__About this task__:
Retype each record shown below, leaving every character as it is.

········

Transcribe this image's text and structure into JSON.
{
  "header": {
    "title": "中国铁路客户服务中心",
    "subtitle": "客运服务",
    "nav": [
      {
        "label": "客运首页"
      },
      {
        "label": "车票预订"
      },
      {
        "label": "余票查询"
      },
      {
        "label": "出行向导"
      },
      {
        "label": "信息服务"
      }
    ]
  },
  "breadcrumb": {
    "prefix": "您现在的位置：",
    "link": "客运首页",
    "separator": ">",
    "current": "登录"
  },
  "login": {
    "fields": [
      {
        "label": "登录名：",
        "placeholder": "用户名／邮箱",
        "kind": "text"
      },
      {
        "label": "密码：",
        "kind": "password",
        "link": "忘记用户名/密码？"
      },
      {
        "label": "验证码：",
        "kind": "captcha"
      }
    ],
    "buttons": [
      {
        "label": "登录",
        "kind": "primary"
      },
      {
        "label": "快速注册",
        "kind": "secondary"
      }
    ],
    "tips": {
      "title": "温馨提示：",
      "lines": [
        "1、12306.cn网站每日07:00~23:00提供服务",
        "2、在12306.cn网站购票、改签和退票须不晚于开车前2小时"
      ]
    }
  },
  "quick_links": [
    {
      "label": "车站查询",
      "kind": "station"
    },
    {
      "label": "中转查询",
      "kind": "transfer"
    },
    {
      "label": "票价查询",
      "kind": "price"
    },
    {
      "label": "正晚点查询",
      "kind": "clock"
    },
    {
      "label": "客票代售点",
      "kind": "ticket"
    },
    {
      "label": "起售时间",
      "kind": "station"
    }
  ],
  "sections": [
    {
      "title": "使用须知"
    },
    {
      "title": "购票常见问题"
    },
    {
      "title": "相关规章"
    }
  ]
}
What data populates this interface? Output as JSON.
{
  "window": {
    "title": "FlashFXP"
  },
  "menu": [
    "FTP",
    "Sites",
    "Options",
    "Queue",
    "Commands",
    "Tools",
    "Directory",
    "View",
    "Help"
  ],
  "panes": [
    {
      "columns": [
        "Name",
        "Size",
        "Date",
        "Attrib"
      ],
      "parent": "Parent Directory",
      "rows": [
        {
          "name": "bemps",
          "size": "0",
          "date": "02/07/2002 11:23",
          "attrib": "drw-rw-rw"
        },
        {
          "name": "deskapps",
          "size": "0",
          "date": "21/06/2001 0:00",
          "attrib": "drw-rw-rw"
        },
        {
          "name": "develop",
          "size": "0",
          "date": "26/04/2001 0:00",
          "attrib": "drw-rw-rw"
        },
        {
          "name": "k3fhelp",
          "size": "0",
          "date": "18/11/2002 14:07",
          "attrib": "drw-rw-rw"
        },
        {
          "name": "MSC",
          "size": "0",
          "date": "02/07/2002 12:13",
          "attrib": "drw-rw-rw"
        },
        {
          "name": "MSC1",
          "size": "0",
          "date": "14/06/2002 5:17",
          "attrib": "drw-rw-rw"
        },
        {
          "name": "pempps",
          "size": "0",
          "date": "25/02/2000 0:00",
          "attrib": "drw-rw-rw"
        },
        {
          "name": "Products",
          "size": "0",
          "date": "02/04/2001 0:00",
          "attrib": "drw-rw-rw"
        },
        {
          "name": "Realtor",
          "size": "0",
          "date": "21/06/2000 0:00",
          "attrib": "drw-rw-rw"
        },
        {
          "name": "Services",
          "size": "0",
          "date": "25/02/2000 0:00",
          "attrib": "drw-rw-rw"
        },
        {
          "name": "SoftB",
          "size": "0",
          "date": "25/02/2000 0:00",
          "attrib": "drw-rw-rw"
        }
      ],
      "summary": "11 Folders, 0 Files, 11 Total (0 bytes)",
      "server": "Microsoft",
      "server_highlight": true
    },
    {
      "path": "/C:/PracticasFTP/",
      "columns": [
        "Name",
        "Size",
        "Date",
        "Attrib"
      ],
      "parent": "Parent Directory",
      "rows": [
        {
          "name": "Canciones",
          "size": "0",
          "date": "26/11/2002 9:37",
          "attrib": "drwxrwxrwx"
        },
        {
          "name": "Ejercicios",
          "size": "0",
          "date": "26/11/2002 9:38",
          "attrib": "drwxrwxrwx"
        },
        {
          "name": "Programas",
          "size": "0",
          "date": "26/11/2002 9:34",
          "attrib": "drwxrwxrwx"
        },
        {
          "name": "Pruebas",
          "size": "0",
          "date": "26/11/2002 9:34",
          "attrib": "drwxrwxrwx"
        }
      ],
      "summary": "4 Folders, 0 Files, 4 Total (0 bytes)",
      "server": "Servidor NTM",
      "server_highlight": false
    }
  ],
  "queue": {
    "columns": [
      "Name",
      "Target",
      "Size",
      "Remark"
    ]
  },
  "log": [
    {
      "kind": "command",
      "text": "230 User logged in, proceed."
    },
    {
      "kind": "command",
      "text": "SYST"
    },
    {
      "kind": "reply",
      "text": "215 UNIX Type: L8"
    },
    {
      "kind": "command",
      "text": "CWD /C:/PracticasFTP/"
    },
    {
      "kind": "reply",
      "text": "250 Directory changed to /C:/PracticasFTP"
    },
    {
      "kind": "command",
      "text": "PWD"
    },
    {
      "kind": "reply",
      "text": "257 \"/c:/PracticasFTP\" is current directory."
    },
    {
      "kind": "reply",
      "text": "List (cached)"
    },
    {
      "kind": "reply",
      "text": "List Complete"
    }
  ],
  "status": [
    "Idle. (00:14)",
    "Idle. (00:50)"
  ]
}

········

__Task answer__:
Transcribe this image's text and structure into JSON.
{
  "header": {
    "title": "中国铁路客户服务中心",
    "subtitle": "客运服务",
    "nav": [
      {
        "label": "客运首页"
      },
      {
        "label": "车票预订"
      },
      {
        "label": "余票查询"
      },
      {
        "label": "出行向导"
      },
      {
        "label": "信息服务"
      }
    ]
  },
  "breadcrumb": {
    "prefix": "您现在的位置：",
    "link": "客运首页",
    "separator": ">",
    "current": "登录"
  },
  "login": {
    "fields": [
      {
        "label": "登录名：",
        "placeholder": "用户名／邮箱",
        "kind": "text"
      },
      {
        "label": "密码：",
        "kind": "password",
        "link": "忘记用户名/密码？"
      },
      {
        "label": "验证码：",
        "kind": "captcha"
      }
    ],
    "buttons": [
      {
        "label": "登录",
        "kind": "primary"
      },
      {
        "label": "快速注册",
        "kind": "secondary"
      }
    ],
    "tips": {
      "title": "温馨提示：",
      "lines": [
        "1、12306.cn网站每日07:00~23:00提供服务",
        "2、在12306.cn网站购票、改签和退票须不晚于开车前2小时"
      ]
    }
  },
  "quick_links": [
    {
      "label": "车站查询",
      "kind": "station"
    },
    {
      "label": "中转查询",
      "kind": "transfer"
    },
    {
      "label": "票价查询",
      "kind": "price"
    },
    {
      "label": "正晚点查询",
      "kind": "clock"
    },
    {
      "label": "客票代售点",
      "kind": "ticket"
    },
    {
      "label": "起售时间",
      "kind": "station"
    }
  ],
  "sections": [
    {
      "title": "使用须知"
    },
    {
      "title": "购票常见问题"
    },
    {
      "title": "相关规章"
    }
  ]
}
What data populates this interface? Output as JSON.
{
  "window": {
    "title": "FlashFXP"
  },
  "menu": [
    "FTP",
    "Sites",
    "Options",
    "Queue",
    "Commands",
    "Tools",
    "Directory",
    "View",
    "Help"
  ],
  "panes": [
    {
      "columns": [
        "Name",
        "Size",
        "Date",
        "Attrib"
      ],
      "parent": "Parent Directory",
      "rows": [
        {
          "name": "bemps",
          "size": "0",
          "date": "02/07/2002 11:23",
          "attrib": "drw-rw-rw"
        },
        {
          "name": "deskapps",
          "size": "0",
          "date": "21/06/2001 0:00",
          "attrib": "drw-rw-rw"
        },
        {
          "name": "develop",
          "size": "0",
          "date": "26/04/2001 0:00",
          "attrib": "drw-rw-rw"
        },
        {
          "name": "k3fhelp",
          "size": "0",
          "date": "18/11/2002 14:07",
          "attrib": "drw-rw-rw"
        },
        {
          "name": "MSC",
          "size": "0",
          "date": "02/07/2002 12:13",
          "attrib": "drw-rw-rw"
        },
        {
          "name": "MSC1",
          "size": "0",
          "date": "14/06/2002 5:17",
          "attrib": "drw-rw-rw"
        },
        {
          "name": "pempps",
          "size": "0",
          "date": "25/02/2000 0:00",
          "attrib": "drw-rw-rw"
        },
        {
          "name": "Products",
          "size": "0",
          "date": "02/04/2001 0:00",
          "attrib": "drw-rw-rw"
        },
        {
          "name": "Realtor",
          "size": "0",
          "date": "21/06/2000 0:00",
          "attrib": "drw-rw-rw"
        },
        {
          "name": "Services",
          "size": "0",
          "date": "25/02/2000 0:00",
          "attrib": "drw-rw-rw"
        },
        {
          "name": "SoftB",
          "size": "0",
          "date": "25/02/2000 0:00",
          "attrib": "drw-rw-rw"
        }
      ],
      "summary": "11 Folders, 0 Files, 11 Total (0 bytes)",
      "server": "Microsoft",
      "server_highlight": true
    },
    {
      "path": "/C:/PracticasFTP/",
      "columns": [
        "Name",
        "Size",
        "Date",
        "Attrib"
      ],
      "parent": "Parent Directory",
      "rows": [
        {
          "name": "Canciones",
          "size": "0",
          "date": "26/11/2002 9:37",
          "attrib": "drwxrwxrwx"
        },
        {
          "name": "Ejercicios",
          "size": "0",
          "date": "26/11/2002 9:38",
          "attrib": "drwxrwxrwx"
        },
        {
          "name": "Programas",
          "size": "0",
          "date": "26/11/2002 9:34",
          "attrib": "drwxrwxrwx"
        },
        {
          "name": "Pruebas",
          "size": "0",
          "date": "26/11/2002 9:34",
          "attrib": "drwxrwxrwx"
        }
      ],
      "summary": "4 Folders, 0 Files, 4 Total (0 bytes)",
      "server": "Servidor NTM",
      "server_highlight": false
    }
  ],
  "queue": {
    "columns": [
      "Name",
      "Target",
      "Size",
      "Remark"
    ]
  },
  "log": [
    {
      "kind": "command",
      "text": "230 User logged in, proceed."
    },
    {
      "kind": "command",
      "text": "SYST"
    },
    {
      "kind": "reply",
      "text": "215 UNIX Type: L8"
    },
    {
      "kind": "command",
      "text": "CWD /C:/PracticasFTP/"
    },
    {
      "kind": "reply",
      "text": "250 Directory changed to /C:/PracticasFTP"
    },
    {
      "kind": "command",
      "text": "PWD"
    },
    {
      "kind": "reply",
      "text": "257 \"/c:/PracticasFTP\" is current directory."
    },
    {
      "kind": "reply",
      "text": "List (cached)"
    },
    {
      "kind": "reply",
      "text": "List Complete"
    }
  ],
  "status": [
    "Idle. (00:14)",
    "Idle. (00:50)"
  ]
}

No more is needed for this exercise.